** Opening Task material block **

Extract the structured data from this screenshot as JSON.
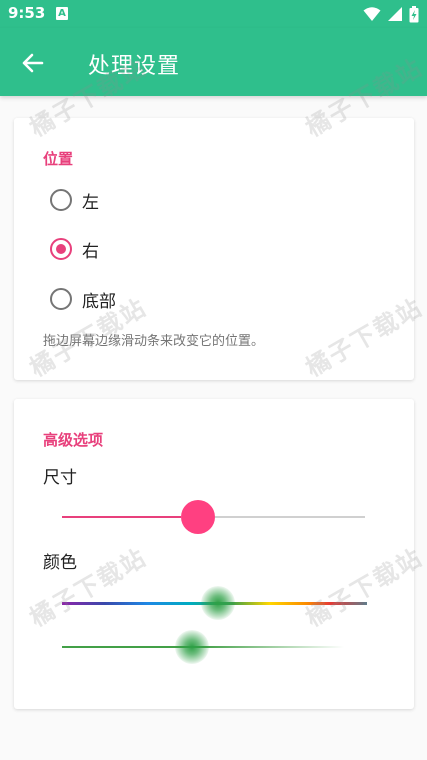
{
  "status_bar": {
    "time": "9:53",
    "notif_icon_letter": "A"
  },
  "app_bar": {
    "title": "处理设置"
  },
  "position_section": {
    "title": "位置",
    "options": [
      {
        "label": "左",
        "checked": false
      },
      {
        "label": "右",
        "checked": true
      },
      {
        "label": "底部",
        "checked": false
      }
    ],
    "description": "拖边屏幕边缘滑动条来改变它的位置。"
  },
  "advanced_section": {
    "title": "高级选项",
    "size_label": "尺寸",
    "size_value": 0.45,
    "color_label": "颜色",
    "hue_value": 0.51,
    "alpha_value": 0.46
  },
  "watermark": "橘子下载站",
  "colors": {
    "primary": "#2fbf8c",
    "accent": "#e8407c",
    "thumb": "#ff4081"
  }
}
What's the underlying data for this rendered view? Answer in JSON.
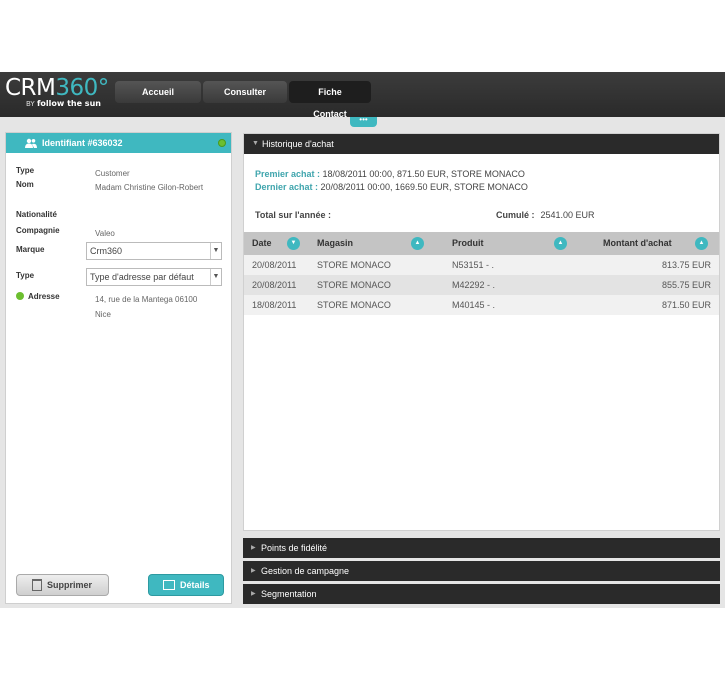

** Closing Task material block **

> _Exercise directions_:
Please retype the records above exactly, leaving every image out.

> _Your solution_:
Extract the structured data from this screenshot as JSON.
{
  "status_bar": {
    "time": "9:53",
    "notif_icon_letter": "A"
  },
  "app_bar": {
    "title": "处理设置"
  },
  "position_section": {
    "title": "位置",
    "options": [
      {
        "label": "左",
        "checked": false
      },
      {
        "label": "右",
        "checked": true
      },
      {
        "label": "底部",
        "checked": false
      }
    ],
    "description": "拖边屏幕边缘滑动条来改变它的位置。"
  },
  "advanced_section": {
    "title": "高级选项",
    "size_label": "尺寸",
    "size_value": 0.45,
    "color_label": "颜色",
    "hue_value": 0.51,
    "alpha_value": 0.46
  },
  "watermark": "橘子下载站",
  "colors": {
    "primary": "#2fbf8c",
    "accent": "#e8407c",
    "thumb": "#ff4081"
  }
}
What's the underlying data for this rendered view? Answer in JSON.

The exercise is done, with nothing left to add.